When the bag ban goes into effect on Oct. 1, 2021, anyone may submit an observation of businesses not in compliance with the new requirements using our reporting form. We will use this information to follow up with businesses to ensure their understanding of the new law. Repeated non-compliance may result in penalties.

Bag ban becomes effective Oct. 1, 2021

Due to supply chain issues of compliant bags during the COVID-19 pandemic, Gov. Jay Inslee delayed implementation of the bag ban. On July 13, the Governor rescinded the proclamation and set the single-use plastic bag ban effective date for Oct. 1, 2021.

Although the ban is not yet in effect, we encourage businesses to begin compliance with the law’s new requirements.
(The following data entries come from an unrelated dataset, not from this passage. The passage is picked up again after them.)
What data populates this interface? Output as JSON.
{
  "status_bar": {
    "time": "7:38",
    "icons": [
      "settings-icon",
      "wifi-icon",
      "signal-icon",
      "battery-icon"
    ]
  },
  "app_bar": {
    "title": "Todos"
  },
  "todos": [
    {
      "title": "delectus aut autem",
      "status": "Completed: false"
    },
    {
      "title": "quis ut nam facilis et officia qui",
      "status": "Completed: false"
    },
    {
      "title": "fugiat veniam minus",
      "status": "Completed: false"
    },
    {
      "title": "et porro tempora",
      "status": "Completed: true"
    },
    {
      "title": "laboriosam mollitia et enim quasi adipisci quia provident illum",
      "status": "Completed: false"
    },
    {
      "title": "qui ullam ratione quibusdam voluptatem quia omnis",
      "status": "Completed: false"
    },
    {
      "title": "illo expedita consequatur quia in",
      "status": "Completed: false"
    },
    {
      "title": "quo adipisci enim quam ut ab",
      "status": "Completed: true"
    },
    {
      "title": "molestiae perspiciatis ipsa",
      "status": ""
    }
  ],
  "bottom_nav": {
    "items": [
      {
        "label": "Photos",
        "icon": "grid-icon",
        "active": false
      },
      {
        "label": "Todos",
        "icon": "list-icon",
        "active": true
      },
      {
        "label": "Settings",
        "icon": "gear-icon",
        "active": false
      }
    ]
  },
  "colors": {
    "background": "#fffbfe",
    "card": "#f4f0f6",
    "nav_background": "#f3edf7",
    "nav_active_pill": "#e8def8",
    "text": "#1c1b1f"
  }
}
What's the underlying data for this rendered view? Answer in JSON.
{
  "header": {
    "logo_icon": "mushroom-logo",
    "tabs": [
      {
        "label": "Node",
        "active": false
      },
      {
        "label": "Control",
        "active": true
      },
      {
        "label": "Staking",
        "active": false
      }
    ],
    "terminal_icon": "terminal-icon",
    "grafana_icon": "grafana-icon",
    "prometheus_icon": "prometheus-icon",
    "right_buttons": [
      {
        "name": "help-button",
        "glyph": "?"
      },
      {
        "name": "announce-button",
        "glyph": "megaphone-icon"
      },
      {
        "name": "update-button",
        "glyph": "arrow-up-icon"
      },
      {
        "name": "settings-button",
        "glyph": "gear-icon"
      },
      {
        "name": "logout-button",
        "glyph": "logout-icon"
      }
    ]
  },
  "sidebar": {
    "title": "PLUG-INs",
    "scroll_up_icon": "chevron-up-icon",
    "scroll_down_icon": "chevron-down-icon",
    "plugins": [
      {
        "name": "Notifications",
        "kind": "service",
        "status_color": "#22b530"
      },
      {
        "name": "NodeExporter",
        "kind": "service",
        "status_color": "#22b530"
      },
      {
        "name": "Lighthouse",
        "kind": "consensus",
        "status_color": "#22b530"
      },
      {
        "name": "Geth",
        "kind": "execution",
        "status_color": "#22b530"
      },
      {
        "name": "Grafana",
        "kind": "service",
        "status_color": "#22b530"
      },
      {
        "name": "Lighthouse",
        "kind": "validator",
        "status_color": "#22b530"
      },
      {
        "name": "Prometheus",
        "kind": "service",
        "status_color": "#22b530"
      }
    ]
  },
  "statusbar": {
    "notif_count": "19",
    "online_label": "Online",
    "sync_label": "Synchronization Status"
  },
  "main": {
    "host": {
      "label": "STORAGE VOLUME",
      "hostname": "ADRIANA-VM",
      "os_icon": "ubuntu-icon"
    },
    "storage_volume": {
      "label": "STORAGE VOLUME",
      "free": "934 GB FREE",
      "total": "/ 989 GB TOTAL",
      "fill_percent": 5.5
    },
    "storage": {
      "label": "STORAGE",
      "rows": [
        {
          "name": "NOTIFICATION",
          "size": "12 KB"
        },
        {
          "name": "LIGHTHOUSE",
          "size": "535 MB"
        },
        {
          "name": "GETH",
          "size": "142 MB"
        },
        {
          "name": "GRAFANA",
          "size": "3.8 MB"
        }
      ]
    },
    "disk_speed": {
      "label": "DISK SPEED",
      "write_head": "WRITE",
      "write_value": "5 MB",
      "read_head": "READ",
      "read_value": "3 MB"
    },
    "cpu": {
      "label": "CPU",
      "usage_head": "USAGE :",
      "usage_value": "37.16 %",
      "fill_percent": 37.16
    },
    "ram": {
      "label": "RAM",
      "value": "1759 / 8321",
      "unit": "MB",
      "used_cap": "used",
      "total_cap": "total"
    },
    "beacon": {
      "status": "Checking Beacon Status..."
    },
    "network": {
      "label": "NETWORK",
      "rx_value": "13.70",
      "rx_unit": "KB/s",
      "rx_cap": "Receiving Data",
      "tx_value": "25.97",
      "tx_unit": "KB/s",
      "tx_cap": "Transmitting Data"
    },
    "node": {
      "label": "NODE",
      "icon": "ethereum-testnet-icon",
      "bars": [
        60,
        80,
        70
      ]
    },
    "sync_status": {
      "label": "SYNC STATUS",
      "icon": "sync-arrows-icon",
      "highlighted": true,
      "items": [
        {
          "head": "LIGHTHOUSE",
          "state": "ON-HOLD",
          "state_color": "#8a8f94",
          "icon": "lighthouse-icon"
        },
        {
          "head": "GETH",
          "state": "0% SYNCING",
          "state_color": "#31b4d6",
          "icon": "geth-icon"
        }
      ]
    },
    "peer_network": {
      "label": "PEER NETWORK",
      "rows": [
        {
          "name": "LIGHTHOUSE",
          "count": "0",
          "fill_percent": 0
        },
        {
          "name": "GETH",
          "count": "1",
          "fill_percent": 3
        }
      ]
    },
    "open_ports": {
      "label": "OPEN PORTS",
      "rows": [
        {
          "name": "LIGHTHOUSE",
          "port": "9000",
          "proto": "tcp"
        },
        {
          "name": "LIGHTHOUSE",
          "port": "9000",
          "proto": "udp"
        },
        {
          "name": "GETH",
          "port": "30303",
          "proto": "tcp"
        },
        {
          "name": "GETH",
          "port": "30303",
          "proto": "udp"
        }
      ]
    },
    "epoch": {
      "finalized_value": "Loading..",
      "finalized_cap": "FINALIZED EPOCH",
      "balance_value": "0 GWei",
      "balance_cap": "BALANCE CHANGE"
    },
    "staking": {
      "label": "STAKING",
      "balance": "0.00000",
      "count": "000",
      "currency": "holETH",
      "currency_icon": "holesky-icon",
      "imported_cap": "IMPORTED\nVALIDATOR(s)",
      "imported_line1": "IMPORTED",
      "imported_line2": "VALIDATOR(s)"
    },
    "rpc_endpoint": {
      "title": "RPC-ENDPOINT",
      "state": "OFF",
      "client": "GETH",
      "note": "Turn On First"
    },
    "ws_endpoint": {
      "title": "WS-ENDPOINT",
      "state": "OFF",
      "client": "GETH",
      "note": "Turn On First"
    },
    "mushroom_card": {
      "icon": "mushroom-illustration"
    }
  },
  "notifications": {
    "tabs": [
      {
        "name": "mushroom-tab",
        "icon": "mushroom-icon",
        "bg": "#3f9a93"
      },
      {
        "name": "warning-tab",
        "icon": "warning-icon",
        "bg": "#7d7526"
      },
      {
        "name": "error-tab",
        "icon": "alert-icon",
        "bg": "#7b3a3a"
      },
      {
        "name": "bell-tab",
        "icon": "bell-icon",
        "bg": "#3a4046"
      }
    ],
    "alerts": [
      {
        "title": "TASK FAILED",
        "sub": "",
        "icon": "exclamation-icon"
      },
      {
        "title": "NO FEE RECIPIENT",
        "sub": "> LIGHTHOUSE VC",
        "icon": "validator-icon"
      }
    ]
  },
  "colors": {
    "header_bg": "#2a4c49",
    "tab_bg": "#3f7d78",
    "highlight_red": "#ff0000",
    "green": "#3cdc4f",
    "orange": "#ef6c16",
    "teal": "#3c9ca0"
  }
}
However, businesses are not required to do so until October 1.

  • Every year Washingtonians use 2 billion single-use plastic bags
  • Plastic bags are a big problem in the recycling system
  • Plastic bags contain chemicals that are toxic once released into the environment
  • Plastic bags cost retailers money
  • Plastic pollution poses both physical and chemical threats to the marine environment
  • Reusable bags or recyclable paper bags are a better alternative

When the law becomes effective on October 1, it will:

  • Prohibit single-use plastic carryout bags in all retail and grocery stores, restaurants, takeout establishments, festivals, and markets.
  • Require an 8-cent charge for all recycled content paper carryout bags and reusable carryout bags made of film plastic.
  • The fee may not be collected from anyone using a voucher or electronic benefits card issued under the Supplemental Nutrition Assistance Program (SNAP), Women, Infants and Children (WIC), Temporary Assitance for Needy Families (TANF), or Food Assistance Program (FAP).
  • Require a minimum of 40% post-consumer recycled content and meet composting requirements in all retail-provided paper bags.
  • Require that a reusable bag made of plastic film contain 20% post-consumer recycled content and be at least 2.25 mil thick.
  • Require compliant paper and reusable plastic film bags to be labeled with the above specifications
  • Create consistent policy and fees across the state.
  • This ban does not apply to food banks and food assistance programs, however, those programs are encouraged to take actions to reduce the use of single-use plastic carryout bags.

 

Frequently asked questions